Entries from a dataset of interfaces:
•••••

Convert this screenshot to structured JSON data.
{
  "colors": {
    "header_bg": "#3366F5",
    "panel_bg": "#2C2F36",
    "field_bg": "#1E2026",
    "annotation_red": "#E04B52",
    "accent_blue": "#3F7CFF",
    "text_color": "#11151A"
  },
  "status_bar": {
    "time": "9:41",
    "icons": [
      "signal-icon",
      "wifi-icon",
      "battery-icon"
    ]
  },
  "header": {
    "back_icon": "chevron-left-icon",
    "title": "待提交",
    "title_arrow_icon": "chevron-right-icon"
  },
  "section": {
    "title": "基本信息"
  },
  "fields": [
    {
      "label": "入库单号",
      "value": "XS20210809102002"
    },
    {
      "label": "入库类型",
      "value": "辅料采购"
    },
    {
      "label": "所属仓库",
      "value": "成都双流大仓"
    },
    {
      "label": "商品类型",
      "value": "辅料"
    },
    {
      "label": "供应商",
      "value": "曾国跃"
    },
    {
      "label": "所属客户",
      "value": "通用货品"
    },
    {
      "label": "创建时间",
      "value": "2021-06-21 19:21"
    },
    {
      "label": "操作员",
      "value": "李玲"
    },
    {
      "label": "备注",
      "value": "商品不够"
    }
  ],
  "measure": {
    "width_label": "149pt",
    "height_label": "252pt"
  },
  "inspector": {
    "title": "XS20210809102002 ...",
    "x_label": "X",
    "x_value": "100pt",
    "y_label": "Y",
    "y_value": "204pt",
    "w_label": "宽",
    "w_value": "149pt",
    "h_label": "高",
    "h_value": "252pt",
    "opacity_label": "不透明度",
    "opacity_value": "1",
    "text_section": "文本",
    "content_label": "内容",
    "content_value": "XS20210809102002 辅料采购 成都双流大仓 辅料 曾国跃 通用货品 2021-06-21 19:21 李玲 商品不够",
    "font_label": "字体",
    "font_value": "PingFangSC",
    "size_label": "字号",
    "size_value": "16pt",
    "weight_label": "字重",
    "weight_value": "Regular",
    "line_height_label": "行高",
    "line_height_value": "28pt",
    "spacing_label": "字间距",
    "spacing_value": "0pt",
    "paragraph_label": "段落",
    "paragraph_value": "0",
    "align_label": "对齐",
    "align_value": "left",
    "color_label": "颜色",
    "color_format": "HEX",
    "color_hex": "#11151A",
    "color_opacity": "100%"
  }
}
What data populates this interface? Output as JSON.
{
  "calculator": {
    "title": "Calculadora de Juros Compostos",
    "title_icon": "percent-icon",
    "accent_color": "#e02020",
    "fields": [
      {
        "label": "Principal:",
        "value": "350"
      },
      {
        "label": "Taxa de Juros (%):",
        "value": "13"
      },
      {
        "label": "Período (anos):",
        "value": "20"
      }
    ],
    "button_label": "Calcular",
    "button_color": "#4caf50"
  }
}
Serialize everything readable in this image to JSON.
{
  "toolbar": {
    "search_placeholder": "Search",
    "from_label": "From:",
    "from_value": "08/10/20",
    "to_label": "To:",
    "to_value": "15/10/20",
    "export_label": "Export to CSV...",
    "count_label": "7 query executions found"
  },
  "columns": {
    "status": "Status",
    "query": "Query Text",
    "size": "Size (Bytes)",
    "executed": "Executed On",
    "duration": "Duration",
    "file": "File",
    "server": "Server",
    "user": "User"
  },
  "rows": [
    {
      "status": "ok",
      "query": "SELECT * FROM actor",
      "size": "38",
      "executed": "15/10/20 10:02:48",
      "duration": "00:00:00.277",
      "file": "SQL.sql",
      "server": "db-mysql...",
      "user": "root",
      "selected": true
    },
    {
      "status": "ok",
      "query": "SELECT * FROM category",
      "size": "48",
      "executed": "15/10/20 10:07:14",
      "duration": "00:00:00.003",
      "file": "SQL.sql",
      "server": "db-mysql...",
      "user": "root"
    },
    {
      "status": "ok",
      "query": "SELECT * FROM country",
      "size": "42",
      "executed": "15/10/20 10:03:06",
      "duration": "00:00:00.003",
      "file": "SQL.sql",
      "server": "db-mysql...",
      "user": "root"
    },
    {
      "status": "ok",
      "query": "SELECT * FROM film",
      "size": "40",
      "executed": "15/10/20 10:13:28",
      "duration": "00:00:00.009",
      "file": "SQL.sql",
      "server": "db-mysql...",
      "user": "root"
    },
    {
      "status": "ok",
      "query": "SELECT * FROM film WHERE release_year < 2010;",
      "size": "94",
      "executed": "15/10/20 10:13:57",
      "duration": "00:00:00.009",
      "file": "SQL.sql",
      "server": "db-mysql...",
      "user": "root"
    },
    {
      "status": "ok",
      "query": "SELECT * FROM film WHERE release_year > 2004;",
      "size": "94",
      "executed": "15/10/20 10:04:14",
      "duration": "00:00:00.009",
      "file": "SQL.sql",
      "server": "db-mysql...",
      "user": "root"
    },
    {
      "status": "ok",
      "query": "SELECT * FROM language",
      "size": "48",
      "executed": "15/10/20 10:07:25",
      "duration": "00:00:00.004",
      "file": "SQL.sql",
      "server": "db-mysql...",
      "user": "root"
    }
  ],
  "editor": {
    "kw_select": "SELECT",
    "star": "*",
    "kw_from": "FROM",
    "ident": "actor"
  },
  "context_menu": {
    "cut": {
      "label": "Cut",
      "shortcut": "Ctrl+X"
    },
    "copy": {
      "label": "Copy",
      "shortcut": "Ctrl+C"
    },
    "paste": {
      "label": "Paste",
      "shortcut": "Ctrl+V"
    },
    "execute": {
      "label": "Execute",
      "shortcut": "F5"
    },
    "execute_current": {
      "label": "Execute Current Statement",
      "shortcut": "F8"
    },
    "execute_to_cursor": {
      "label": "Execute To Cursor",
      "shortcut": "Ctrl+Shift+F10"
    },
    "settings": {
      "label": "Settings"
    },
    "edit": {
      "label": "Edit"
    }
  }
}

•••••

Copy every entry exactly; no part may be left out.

Convert this screenshot to structured JSON data.
{
  "colors": {
    "header_bg": "#3366F5",
    "panel_bg": "#2C2F36",
    "field_bg": "#1E2026",
    "annotation_red": "#E04B52",
    "accent_blue": "#3F7CFF",
    "text_color": "#11151A"
  },
  "status_bar": {
    "time": "9:41",
    "icons": [
      "signal-icon",
      "wifi-icon",
      "battery-icon"
    ]
  },
  "header": {
    "back_icon": "chevron-left-icon",
    "title": "待提交",
    "title_arrow_icon": "chevron-right-icon"
  },
  "section": {
    "title": "基本信息"
  },
  "fields": [
    {
      "label": "入库单号",
      "value": "XS20210809102002"
    },
    {
      "label": "入库类型",
      "value": "辅料采购"
    },
    {
      "label": "所属仓库",
      "value": "成都双流大仓"
    },
    {
      "label": "商品类型",
      "value": "辅料"
    },
    {
      "label": "供应商",
      "value": "曾国跃"
    },
    {
      "label": "所属客户",
      "value": "通用货品"
    },
    {
      "label": "创建时间",
      "value": "2021-06-21 19:21"
    },
    {
      "label": "操作员",
      "value": "李玲"
    },
    {
      "label": "备注",
      "value": "商品不够"
    }
  ],
  "measure": {
    "width_label": "149pt",
    "height_label": "252pt"
  },
  "inspector": {
    "title": "XS20210809102002 ...",
    "x_label": "X",
    "x_value": "100pt",
    "y_label": "Y",
    "y_value": "204pt",
    "w_label": "宽",
    "w_value": "149pt",
    "h_label": "高",
    "h_value": "252pt",
    "opacity_label": "不透明度",
    "opacity_value": "1",
    "text_section": "文本",
    "content_label": "内容",
    "content_value": "XS20210809102002 辅料采购 成都双流大仓 辅料 曾国跃 通用货品 2021-06-21 19:21 李玲 商品不够",
    "font_label": "字体",
    "font_value": "PingFangSC",
    "size_label": "字号",
    "size_value": "16pt",
    "weight_label": "字重",
    "weight_value": "Regular",
    "line_height_label": "行高",
    "line_height_value": "28pt",
    "spacing_label": "字间距",
    "spacing_value": "0pt",
    "paragraph_label": "段落",
    "paragraph_value": "0",
    "align_label": "对齐",
    "align_value": "left",
    "color_label": "颜色",
    "color_format": "HEX",
    "color_hex": "#11151A",
    "color_opacity": "100%"
  }
}
What data populates this interface? Output as JSON.
{
  "calculator": {
    "title": "Calculadora de Juros Compostos",
    "title_icon": "percent-icon",
    "accent_color": "#e02020",
    "fields": [
      {
        "label": "Principal:",
        "value": "350"
      },
      {
        "label": "Taxa de Juros (%):",
        "value": "13"
      },
      {
        "label": "Período (anos):",
        "value": "20"
      }
    ],
    "button_label": "Calcular",
    "button_color": "#4caf50"
  }
}
Serialize everything readable in this image to JSON.
{
  "toolbar": {
    "search_placeholder": "Search",
    "from_label": "From:",
    "from_value": "08/10/20",
    "to_label": "To:",
    "to_value": "15/10/20",
    "export_label": "Export to CSV...",
    "count_label": "7 query executions found"
  },
  "columns": {
    "status": "Status",
    "query": "Query Text",
    "size": "Size (Bytes)",
    "executed": "Executed On",
    "duration": "Duration",
    "file": "File",
    "server": "Server",
    "user": "User"
  },
  "rows": [
    {
      "status": "ok",
      "query": "SELECT * FROM actor",
      "size": "38",
      "executed": "15/10/20 10:02:48",
      "duration": "00:00:00.277",
      "file": "SQL.sql",
      "server": "db-mysql...",
      "user": "root",
      "selected": true
    },
    {
      "status": "ok",
      "query": "SELECT * FROM category",
      "size": "48",
      "executed": "15/10/20 10:07:14",
      "duration": "00:00:00.003",
      "file": "SQL.sql",
      "server": "db-mysql...",
      "user": "root"
    },
    {
      "status": "ok",
      "query": "SELECT * FROM country",
      "size": "42",
      "executed": "15/10/20 10:03:06",
      "duration": "00:00:00.003",
      "file": "SQL.sql",
      "server": "db-mysql...",
      "user": "root"
    },
    {
      "status": "ok",
      "query": "SELECT * FROM film",
      "size": "40",
      "executed": "15/10/20 10:13:28",
      "duration": "00:00:00.009",
      "file": "SQL.sql",
      "server": "db-mysql...",
      "user": "root"
    },
    {
      "status": "ok",
      "query": "SELECT * FROM film WHERE release_year < 2010;",
      "size": "94",
      "executed": "15/10/20 10:13:57",
      "duration": "00:00:00.009",
      "file": "SQL.sql",
      "server": "db-mysql...",
      "user": "root"
    },
    {
      "status": "ok",
      "query": "SELECT * FROM film WHERE release_year > 2004;",
      "size": "94",
      "executed": "15/10/20 10:04:14",
      "duration": "00:00:00.009",
      "file": "SQL.sql",
      "server": "db-mysql...",
      "user": "root"
    },
    {
      "status": "ok",
      "query": "SELECT * FROM language",
      "size": "48",
      "executed": "15/10/20 10:07:25",
      "duration": "00:00:00.004",
      "file": "SQL.sql",
      "server": "db-mysql...",
      "user": "root"
    }
  ],
  "editor": {
    "kw_select": "SELECT",
    "star": "*",
    "kw_from": "FROM",
    "ident": "actor"
  },
  "context_menu": {
    "cut": {
      "label": "Cut",
      "shortcut": "Ctrl+X"
    },
    "copy": {
      "label": "Copy",
      "shortcut": "Ctrl+C"
    },
    "paste": {
      "label": "Paste",
      "shortcut": "Ctrl+V"
    },
    "execute": {
      "label": "Execute",
      "shortcut": "F5"
    },
    "execute_current": {
      "label": "Execute Current Statement",
      "shortcut": "F8"
    },
    "execute_to_cursor": {
      "label": "Execute To Cursor",
      "shortcut": "Ctrl+Shift+F10"
    },
    "settings": {
      "label": "Settings"
    },
    "edit": {
      "label": "Edit"
    }
  }
}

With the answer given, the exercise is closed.